***** Records to use

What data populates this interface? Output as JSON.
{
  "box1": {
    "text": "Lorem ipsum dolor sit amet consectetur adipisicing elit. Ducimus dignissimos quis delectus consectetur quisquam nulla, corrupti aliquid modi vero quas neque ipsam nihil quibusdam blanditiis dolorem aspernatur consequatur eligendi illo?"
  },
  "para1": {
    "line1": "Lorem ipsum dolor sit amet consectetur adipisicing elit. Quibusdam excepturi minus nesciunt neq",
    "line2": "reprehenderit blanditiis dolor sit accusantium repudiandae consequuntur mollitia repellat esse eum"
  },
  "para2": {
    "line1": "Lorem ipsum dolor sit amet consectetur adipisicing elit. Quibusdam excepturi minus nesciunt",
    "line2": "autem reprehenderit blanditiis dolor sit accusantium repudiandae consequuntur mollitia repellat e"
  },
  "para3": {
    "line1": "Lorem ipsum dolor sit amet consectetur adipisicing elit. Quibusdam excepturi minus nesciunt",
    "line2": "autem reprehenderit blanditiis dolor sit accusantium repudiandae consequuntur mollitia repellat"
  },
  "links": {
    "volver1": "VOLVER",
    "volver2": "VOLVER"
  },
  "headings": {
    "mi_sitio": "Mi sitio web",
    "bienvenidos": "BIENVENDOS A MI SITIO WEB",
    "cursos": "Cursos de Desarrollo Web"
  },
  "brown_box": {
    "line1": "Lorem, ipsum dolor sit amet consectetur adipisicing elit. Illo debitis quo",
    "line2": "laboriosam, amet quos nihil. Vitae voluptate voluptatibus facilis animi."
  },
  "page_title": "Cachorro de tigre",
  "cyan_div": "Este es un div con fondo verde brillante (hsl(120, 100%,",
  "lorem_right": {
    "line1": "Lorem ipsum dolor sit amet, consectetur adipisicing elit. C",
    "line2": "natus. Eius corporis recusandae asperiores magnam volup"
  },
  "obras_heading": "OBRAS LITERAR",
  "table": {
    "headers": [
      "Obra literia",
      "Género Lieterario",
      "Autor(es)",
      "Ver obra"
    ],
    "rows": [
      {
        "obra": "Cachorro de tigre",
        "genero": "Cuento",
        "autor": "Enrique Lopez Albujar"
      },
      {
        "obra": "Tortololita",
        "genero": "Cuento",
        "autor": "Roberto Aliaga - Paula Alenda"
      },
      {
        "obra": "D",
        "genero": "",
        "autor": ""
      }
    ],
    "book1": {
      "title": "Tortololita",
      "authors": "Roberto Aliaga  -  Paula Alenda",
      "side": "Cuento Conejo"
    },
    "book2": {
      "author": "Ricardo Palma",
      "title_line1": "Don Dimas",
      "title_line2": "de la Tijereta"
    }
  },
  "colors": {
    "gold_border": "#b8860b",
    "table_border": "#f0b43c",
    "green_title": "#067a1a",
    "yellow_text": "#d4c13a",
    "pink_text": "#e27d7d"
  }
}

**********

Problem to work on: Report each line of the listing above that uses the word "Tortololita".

Solved problem:
        "obra": "Tortololita",
      "title": "Tortololita",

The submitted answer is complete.